◆ **Your objective**:
Could you count how many lines of the data include "offset" and answer with the number only?

Stored dataset items:
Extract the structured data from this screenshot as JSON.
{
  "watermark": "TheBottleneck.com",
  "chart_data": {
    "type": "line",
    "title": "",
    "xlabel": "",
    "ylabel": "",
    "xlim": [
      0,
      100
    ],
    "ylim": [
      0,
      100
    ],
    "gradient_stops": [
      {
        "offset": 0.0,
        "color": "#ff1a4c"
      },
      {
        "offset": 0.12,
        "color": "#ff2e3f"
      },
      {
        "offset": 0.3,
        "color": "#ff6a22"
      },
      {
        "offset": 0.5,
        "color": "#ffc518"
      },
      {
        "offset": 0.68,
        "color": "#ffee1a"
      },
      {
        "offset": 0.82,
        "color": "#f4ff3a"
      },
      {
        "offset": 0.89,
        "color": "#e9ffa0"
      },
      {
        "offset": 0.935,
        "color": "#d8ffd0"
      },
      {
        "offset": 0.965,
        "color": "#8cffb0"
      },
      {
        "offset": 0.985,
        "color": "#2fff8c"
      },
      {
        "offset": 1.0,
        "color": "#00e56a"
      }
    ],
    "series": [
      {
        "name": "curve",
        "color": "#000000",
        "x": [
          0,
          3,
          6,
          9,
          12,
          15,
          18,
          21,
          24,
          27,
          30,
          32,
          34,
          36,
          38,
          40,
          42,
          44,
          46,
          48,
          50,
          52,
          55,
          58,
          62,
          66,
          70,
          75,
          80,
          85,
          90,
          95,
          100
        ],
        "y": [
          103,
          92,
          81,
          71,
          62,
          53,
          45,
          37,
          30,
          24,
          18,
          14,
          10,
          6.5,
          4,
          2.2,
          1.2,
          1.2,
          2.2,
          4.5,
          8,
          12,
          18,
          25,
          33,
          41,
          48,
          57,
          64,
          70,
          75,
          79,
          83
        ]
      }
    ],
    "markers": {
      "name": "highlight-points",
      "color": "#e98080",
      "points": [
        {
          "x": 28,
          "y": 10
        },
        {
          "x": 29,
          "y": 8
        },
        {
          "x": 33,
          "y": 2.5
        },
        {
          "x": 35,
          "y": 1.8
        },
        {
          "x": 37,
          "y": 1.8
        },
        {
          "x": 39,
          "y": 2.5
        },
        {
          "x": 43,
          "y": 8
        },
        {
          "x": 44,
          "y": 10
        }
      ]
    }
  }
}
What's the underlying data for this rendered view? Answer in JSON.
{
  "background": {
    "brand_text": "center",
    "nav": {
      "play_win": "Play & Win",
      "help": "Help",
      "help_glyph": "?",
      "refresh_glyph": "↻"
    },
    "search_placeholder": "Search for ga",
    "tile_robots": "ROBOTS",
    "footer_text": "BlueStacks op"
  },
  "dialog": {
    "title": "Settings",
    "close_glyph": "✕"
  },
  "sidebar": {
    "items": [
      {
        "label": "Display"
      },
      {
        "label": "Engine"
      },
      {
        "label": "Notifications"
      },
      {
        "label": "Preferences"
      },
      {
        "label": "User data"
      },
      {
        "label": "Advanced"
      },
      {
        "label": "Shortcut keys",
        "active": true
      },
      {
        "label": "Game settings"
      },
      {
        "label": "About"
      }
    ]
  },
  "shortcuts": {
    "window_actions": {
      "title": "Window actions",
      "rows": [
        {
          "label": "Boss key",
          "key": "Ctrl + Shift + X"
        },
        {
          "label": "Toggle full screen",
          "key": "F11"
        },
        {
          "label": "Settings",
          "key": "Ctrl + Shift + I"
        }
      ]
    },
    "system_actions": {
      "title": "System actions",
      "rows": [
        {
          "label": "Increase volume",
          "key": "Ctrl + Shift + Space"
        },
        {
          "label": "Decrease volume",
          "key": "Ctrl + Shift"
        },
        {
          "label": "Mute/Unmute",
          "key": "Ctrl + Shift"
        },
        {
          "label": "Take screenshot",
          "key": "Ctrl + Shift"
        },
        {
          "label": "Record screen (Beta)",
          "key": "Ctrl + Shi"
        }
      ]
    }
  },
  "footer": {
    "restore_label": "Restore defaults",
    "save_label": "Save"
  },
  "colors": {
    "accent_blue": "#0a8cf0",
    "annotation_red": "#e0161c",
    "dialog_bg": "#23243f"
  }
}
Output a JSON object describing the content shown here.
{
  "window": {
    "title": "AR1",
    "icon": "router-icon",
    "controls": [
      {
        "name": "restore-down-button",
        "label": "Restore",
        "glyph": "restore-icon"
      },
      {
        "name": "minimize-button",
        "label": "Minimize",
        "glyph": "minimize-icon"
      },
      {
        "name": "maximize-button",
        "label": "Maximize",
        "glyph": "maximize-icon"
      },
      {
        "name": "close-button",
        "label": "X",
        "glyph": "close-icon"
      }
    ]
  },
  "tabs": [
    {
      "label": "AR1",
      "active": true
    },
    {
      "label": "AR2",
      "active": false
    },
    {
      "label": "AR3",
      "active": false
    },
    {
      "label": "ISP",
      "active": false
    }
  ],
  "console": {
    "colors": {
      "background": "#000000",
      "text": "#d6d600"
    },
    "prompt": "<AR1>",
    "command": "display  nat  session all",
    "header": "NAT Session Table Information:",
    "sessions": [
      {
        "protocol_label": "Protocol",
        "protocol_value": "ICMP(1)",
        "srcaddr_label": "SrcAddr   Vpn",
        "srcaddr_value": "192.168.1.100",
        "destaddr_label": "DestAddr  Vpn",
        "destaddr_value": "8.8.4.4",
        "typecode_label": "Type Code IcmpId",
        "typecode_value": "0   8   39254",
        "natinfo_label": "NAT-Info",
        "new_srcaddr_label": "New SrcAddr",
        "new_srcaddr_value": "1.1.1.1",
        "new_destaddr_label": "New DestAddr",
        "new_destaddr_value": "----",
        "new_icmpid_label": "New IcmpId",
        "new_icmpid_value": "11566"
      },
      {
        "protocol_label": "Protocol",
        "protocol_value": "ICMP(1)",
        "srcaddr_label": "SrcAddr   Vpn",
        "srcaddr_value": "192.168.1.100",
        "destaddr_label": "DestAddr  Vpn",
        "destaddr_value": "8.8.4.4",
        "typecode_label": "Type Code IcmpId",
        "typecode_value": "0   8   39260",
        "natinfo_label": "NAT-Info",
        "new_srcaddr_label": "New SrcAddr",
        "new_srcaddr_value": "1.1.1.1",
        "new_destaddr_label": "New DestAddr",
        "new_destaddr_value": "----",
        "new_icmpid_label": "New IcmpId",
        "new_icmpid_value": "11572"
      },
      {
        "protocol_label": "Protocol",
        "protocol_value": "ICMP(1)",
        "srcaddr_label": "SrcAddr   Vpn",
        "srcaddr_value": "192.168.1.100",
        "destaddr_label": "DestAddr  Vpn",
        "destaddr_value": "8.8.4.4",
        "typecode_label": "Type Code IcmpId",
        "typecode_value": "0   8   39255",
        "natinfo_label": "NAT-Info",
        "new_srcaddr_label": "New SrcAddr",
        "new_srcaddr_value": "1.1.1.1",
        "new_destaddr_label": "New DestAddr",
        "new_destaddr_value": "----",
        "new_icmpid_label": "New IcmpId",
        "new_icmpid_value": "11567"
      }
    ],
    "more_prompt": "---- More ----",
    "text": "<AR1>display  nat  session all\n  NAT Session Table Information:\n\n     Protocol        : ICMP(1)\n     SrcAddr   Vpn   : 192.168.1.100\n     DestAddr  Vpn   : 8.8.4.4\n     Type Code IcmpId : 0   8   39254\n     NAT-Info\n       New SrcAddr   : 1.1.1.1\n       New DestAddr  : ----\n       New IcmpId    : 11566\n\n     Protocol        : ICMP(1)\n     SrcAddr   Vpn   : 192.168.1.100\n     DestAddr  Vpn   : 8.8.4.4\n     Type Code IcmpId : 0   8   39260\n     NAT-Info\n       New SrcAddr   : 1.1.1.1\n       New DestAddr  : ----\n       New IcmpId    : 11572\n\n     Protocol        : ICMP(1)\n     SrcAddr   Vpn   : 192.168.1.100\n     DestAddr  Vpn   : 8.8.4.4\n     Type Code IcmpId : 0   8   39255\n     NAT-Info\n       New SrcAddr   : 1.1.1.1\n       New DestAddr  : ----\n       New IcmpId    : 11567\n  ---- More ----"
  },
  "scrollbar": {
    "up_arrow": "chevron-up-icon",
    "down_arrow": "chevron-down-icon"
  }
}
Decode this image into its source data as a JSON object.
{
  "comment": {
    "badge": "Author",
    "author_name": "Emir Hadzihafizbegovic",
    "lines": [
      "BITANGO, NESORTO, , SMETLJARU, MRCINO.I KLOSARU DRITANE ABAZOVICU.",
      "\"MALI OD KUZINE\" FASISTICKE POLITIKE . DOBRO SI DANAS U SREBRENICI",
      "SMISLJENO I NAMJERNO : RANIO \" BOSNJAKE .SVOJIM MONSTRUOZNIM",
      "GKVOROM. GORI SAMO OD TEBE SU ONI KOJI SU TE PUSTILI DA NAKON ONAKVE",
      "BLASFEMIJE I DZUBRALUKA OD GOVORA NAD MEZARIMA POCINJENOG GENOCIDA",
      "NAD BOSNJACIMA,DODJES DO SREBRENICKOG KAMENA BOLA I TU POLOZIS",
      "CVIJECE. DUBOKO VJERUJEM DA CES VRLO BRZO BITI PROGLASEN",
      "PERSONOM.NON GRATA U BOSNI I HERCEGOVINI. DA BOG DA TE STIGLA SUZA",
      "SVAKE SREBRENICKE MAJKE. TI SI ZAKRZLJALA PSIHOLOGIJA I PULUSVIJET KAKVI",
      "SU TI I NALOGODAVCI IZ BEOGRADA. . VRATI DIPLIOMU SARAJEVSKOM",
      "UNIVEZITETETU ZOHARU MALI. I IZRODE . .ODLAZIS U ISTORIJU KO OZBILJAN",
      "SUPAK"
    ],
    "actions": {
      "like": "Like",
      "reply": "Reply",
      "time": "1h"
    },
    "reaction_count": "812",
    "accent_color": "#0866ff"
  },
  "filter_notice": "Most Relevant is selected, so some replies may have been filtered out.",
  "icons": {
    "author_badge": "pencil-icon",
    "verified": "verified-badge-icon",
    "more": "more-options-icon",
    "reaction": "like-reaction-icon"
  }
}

◆ **Solution to this problem**:
11